Go through the entries below and copy each line that holds the word "favicon".

> **Entries taken from a collection**:
----------
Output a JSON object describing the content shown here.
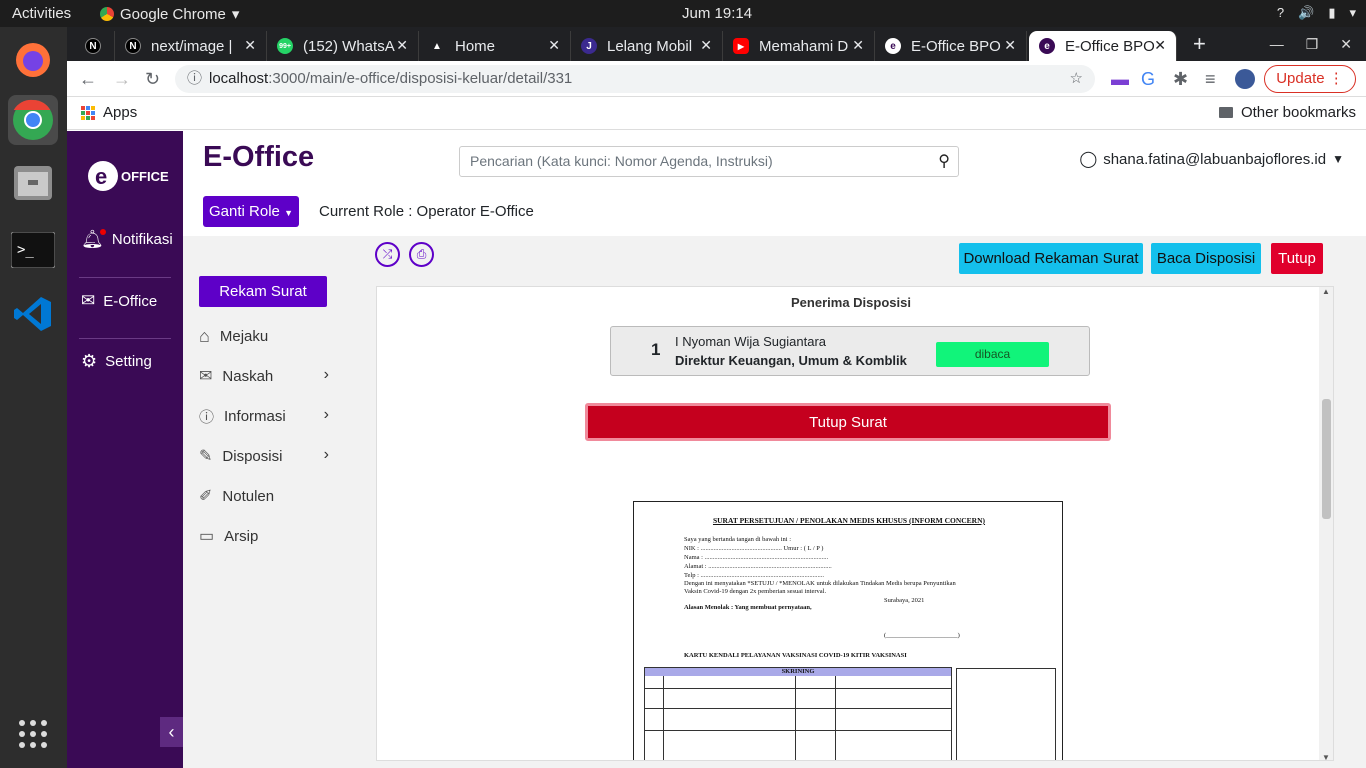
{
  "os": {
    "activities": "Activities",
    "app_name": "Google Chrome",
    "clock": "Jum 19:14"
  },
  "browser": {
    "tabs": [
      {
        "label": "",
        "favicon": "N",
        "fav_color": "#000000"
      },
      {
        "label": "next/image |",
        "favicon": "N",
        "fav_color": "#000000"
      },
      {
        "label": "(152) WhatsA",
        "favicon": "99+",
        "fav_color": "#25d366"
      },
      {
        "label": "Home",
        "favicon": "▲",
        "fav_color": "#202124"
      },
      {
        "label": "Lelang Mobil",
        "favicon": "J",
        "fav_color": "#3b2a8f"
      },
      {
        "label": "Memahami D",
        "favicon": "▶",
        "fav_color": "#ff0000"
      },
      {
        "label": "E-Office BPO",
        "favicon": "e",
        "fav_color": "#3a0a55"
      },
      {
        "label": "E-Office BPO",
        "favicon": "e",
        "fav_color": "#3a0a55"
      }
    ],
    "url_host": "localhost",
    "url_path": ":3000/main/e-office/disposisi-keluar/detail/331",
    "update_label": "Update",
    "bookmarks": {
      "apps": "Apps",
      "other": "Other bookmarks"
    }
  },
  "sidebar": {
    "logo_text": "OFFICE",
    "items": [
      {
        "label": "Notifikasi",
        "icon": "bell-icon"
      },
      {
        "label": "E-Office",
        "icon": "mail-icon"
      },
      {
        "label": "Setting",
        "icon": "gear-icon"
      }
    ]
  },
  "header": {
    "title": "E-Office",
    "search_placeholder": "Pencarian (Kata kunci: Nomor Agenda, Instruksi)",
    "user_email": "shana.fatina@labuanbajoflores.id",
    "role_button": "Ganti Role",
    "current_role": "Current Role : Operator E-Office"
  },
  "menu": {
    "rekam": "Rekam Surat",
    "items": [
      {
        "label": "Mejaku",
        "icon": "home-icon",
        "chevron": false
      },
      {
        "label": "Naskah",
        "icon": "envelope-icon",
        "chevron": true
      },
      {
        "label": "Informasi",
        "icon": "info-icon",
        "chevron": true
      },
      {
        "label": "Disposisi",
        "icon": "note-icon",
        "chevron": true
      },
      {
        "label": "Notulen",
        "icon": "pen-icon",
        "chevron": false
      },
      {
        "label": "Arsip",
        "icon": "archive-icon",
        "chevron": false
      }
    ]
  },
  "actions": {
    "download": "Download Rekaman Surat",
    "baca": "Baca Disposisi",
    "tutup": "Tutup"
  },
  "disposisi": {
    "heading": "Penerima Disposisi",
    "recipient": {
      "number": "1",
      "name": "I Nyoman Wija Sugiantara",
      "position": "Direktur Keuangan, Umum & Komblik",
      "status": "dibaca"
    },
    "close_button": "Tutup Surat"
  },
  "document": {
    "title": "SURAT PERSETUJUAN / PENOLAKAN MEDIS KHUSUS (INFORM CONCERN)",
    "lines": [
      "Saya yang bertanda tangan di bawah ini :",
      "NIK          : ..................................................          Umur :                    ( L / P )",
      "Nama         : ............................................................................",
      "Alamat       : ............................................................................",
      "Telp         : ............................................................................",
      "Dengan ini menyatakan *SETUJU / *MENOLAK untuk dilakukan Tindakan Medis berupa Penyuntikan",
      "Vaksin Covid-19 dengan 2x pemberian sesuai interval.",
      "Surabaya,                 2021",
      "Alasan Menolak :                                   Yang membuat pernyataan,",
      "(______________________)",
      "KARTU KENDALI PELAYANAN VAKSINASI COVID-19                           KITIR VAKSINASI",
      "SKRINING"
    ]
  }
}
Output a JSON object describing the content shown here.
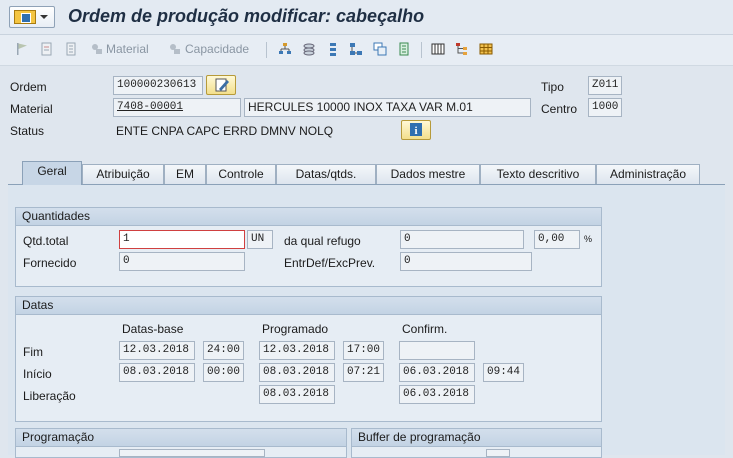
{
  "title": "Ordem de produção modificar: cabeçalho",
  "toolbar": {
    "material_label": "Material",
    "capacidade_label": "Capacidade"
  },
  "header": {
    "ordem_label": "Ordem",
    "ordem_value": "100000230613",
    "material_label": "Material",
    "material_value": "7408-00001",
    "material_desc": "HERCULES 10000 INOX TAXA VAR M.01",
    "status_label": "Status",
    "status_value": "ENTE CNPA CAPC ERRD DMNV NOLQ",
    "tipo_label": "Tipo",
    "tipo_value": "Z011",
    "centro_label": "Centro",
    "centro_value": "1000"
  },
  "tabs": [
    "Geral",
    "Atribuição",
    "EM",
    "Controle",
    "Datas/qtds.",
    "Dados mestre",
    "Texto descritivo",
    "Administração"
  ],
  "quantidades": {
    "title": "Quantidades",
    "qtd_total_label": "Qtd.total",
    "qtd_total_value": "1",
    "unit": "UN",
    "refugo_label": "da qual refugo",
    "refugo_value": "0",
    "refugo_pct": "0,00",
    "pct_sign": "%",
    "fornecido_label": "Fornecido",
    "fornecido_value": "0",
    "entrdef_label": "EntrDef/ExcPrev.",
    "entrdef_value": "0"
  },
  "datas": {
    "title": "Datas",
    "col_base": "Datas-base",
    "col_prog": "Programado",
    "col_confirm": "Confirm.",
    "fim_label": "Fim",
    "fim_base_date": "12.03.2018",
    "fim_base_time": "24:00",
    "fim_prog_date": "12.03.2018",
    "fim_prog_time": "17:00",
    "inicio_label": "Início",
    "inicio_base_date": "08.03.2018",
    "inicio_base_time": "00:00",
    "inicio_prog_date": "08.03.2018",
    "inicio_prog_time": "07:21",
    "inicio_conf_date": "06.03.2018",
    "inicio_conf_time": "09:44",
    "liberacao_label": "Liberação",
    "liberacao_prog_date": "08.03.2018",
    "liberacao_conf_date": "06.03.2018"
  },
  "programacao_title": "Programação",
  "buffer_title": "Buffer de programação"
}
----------
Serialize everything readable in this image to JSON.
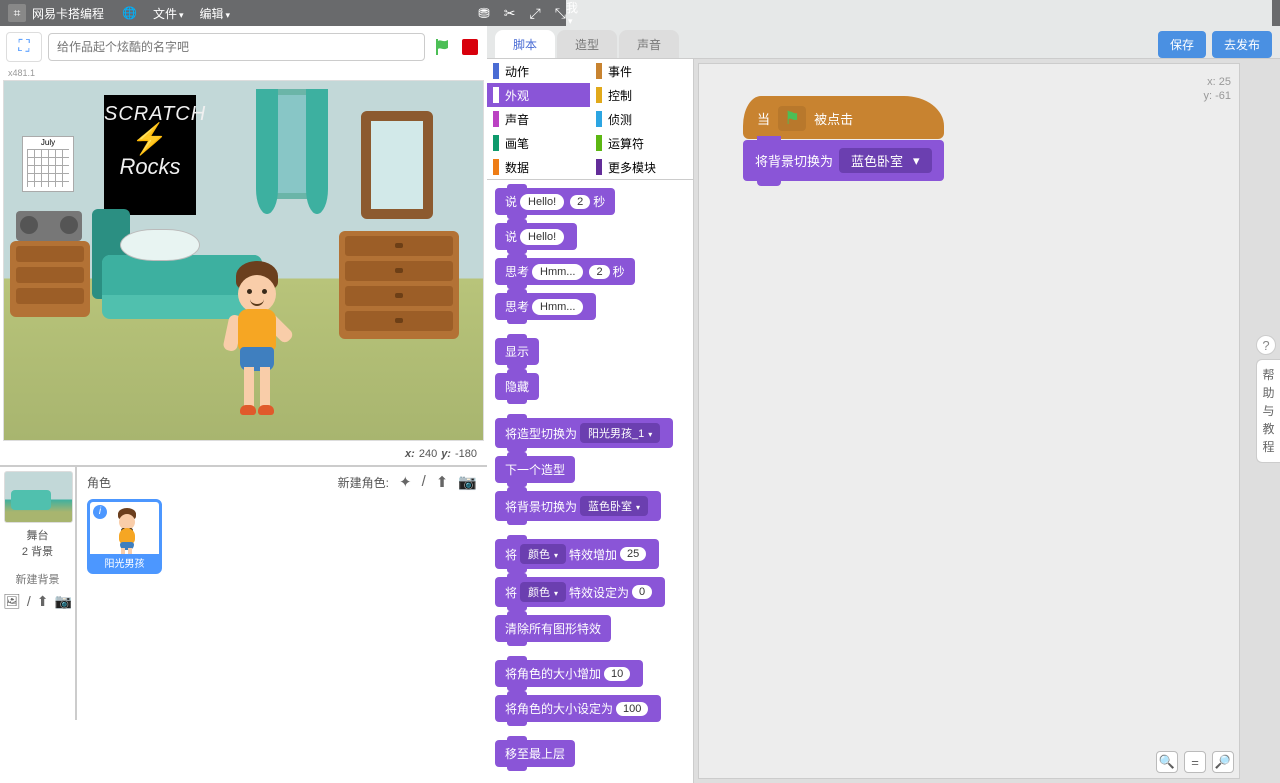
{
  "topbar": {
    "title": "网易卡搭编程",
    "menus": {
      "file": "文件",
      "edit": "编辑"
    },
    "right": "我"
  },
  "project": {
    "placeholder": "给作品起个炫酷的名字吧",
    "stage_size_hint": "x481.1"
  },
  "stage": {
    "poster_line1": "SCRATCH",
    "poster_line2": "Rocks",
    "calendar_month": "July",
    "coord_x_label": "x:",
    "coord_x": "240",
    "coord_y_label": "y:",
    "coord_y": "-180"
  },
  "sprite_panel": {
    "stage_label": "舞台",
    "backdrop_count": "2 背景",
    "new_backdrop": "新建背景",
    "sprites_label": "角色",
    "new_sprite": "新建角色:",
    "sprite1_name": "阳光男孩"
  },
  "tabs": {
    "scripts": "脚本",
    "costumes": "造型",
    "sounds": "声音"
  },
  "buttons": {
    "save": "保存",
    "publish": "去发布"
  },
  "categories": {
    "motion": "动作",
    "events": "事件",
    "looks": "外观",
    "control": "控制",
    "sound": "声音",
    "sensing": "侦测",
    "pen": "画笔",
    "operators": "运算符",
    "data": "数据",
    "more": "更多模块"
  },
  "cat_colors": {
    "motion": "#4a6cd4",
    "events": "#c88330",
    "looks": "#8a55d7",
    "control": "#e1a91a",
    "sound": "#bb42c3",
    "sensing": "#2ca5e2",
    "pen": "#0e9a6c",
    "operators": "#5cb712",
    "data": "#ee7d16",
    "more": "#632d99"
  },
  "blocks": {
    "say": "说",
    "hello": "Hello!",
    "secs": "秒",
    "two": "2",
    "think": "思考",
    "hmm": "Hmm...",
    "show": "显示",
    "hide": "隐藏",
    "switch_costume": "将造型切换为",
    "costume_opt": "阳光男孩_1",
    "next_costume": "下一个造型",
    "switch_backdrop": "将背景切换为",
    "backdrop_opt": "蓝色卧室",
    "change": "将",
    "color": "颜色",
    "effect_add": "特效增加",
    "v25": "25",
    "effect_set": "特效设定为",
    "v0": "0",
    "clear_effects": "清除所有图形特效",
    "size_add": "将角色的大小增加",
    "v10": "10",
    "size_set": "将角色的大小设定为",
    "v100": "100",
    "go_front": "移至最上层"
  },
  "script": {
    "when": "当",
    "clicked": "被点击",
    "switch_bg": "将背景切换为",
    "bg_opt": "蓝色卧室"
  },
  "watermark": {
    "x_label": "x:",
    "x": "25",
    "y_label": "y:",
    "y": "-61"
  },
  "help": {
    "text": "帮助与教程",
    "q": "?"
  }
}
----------
> **YOUR SOLUTION**:
        "favicon": "N",
        "favicon": "N",
        "favicon": "99+",
        "favicon": "▲",
        "favicon": "J",
        "favicon": "▶",
        "favicon": "e",
        "favicon": "e",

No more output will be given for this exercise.